= TASK INSTRUCTIONS =
Please list all lines of the material below in which the string "digit" occurs.

= DATA =
═══
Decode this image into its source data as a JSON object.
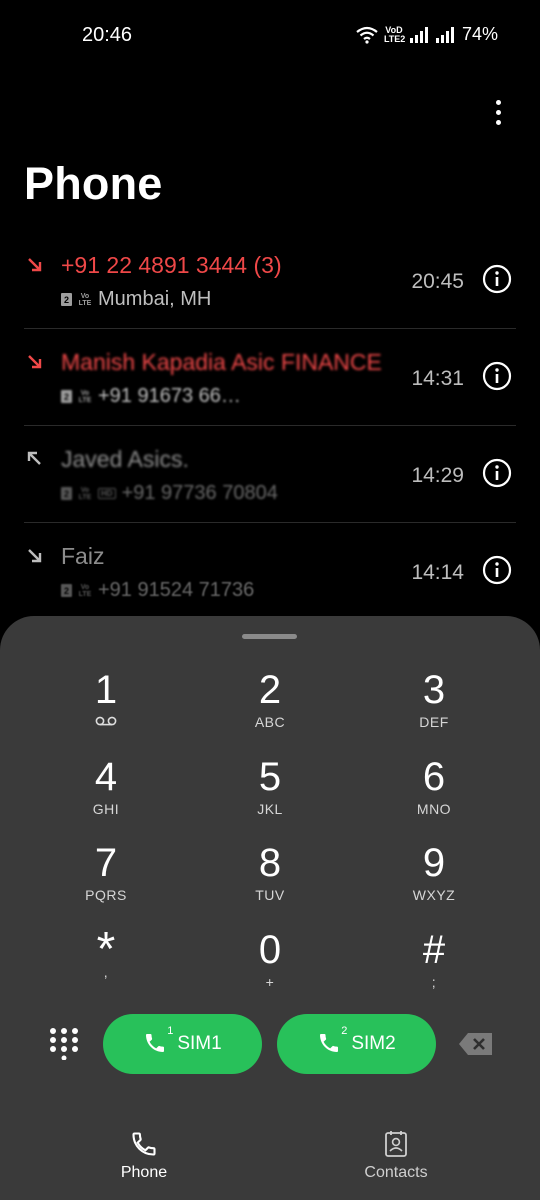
{
  "status": {
    "time": "20:46",
    "battery": "74%",
    "volte": "VoD LTE2"
  },
  "header": {
    "title": "Phone",
    "menu_icon": "more-vert-icon"
  },
  "calls": [
    {
      "name": "+91 22 4891 3444 (3)",
      "sub": "Mumbai, MH",
      "sim": "2",
      "hd": false,
      "time": "20:45",
      "type": "missed",
      "color": "#ef4848"
    },
    {
      "name": "Manish Kapadia Asic FINANCE",
      "sub": "+91 91673 66…",
      "sim": "2",
      "hd": false,
      "time": "14:31",
      "type": "missed",
      "color": "#ef4848"
    },
    {
      "name": "Javed Asics.",
      "sub": "+91 97736 70804",
      "sim": "2",
      "hd": true,
      "time": "14:29",
      "type": "outgoing",
      "color": "#ffffff"
    },
    {
      "name": "Faiz",
      "sub": "+91 91524 71736",
      "sim": "2",
      "hd": false,
      "time": "14:14",
      "type": "incoming",
      "color": "#ffffff"
    }
  ],
  "keypad": [
    {
      "digit": "1",
      "letters": ""
    },
    {
      "digit": "2",
      "letters": "ABC"
    },
    {
      "digit": "3",
      "letters": "DEF"
    },
    {
      "digit": "4",
      "letters": "GHI"
    },
    {
      "digit": "5",
      "letters": "JKL"
    },
    {
      "digit": "6",
      "letters": "MNO"
    },
    {
      "digit": "7",
      "letters": "PQRS"
    },
    {
      "digit": "8",
      "letters": "TUV"
    },
    {
      "digit": "9",
      "letters": "WXYZ"
    },
    {
      "digit": "*",
      "letters": ","
    },
    {
      "digit": "0",
      "letters": "+"
    },
    {
      "digit": "#",
      "letters": ";"
    }
  ],
  "actions": {
    "sim1_label": "SIM1",
    "sim1_sup": "1",
    "sim2_label": "SIM2",
    "sim2_sup": "2",
    "call_color": "#28c15a"
  },
  "nav": {
    "phone_label": "Phone",
    "contacts_label": "Contacts"
  }
}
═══
= OUTPUT BELOW =
      "digit": "1",
      "digit": "2",
      "digit": "3",
      "digit": "4",
      "digit": "5",
      "digit": "6",
      "digit": "7",
      "digit": "8",
      "digit": "9",
      "digit": "*",
      "digit": "0",
      "digit": "#",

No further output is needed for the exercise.